▸ **Work required**: What you return should be the lines of the data containing "JSON", each in full.

Dataset rows describing interfaces:
──────
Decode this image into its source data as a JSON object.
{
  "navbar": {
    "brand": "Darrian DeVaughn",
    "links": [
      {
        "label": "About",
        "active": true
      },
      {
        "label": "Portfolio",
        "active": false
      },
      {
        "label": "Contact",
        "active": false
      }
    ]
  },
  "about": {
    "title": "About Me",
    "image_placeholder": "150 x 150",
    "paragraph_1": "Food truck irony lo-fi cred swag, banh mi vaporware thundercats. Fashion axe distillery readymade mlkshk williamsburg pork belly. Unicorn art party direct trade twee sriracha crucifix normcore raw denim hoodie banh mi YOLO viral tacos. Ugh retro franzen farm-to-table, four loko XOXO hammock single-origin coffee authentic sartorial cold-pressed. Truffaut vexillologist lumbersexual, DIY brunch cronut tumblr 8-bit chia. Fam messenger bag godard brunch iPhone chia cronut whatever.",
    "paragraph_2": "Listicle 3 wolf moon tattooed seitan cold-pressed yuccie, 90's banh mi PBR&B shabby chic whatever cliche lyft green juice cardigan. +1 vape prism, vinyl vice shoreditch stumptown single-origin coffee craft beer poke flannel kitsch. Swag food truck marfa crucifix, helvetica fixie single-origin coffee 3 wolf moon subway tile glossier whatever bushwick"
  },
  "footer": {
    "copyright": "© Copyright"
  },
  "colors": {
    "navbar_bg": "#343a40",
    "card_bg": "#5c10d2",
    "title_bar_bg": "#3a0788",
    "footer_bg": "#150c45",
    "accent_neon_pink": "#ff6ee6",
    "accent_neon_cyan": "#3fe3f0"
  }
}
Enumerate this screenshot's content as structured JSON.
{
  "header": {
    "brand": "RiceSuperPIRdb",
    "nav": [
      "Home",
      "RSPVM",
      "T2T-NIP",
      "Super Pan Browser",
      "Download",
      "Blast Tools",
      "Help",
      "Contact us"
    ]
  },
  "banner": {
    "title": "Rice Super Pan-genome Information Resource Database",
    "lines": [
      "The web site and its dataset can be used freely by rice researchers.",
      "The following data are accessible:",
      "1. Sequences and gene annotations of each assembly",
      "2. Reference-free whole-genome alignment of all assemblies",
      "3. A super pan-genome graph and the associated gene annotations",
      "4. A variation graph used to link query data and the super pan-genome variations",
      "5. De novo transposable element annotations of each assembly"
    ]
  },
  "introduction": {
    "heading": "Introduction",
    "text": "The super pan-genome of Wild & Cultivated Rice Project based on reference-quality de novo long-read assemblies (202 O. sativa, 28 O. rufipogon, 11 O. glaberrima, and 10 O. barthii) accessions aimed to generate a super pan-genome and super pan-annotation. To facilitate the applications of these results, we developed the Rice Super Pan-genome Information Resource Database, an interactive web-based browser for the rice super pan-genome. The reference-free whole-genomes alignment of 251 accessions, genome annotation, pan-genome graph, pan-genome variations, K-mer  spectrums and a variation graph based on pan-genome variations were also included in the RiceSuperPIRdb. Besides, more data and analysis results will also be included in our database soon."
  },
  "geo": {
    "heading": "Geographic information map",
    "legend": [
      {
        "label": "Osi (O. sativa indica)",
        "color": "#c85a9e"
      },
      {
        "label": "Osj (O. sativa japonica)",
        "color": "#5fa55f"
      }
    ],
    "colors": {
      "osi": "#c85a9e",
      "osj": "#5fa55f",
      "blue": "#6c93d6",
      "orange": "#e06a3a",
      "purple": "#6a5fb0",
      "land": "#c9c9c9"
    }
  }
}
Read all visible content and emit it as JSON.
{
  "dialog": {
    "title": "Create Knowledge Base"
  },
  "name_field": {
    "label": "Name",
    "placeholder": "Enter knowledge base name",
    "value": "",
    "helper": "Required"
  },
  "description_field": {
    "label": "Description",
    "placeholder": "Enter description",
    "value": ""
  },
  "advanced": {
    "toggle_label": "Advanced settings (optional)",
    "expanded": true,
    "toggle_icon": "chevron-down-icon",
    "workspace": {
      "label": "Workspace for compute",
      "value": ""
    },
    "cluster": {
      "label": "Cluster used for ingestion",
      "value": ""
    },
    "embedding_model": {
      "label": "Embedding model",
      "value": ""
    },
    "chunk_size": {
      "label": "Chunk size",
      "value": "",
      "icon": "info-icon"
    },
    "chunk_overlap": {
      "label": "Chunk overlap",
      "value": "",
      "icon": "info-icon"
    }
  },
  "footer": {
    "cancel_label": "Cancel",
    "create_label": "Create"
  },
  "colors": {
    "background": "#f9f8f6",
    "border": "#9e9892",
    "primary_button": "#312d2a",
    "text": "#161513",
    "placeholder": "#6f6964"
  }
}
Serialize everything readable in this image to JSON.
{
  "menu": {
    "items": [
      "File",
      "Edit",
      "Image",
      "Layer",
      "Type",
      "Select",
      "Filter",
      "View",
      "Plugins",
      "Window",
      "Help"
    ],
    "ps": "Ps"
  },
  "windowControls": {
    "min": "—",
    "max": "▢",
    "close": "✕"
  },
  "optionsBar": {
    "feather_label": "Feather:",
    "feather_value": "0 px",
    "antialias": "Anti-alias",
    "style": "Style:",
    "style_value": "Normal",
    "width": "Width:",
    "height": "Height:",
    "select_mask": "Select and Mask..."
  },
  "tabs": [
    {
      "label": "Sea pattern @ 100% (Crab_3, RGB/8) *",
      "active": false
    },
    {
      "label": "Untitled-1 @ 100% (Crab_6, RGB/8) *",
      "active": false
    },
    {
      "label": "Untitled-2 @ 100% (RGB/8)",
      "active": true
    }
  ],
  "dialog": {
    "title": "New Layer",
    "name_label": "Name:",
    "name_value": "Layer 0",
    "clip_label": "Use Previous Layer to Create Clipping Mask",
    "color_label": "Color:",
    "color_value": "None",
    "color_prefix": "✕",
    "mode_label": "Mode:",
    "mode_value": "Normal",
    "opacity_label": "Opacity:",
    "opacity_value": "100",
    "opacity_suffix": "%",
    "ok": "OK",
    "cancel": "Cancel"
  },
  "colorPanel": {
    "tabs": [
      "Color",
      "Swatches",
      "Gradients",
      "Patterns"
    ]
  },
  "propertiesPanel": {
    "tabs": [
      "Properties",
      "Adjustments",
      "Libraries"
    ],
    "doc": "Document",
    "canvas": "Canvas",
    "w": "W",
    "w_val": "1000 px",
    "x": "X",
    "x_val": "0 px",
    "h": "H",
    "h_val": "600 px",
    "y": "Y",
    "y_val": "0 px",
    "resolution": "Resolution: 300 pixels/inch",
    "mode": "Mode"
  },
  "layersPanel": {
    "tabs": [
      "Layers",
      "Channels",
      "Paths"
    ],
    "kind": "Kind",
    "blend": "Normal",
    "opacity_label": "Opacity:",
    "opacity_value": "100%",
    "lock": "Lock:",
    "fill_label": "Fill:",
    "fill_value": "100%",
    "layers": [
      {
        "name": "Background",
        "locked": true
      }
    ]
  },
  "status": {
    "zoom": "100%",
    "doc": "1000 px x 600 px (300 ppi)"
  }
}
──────
▸ **Reply to the exercise**:
Decode this image into its source data as a JSON object.
Enumerate this screenshot's content as structured JSON.
Read all visible content and emit it as JSON.
Serialize everything readable in this image to JSON.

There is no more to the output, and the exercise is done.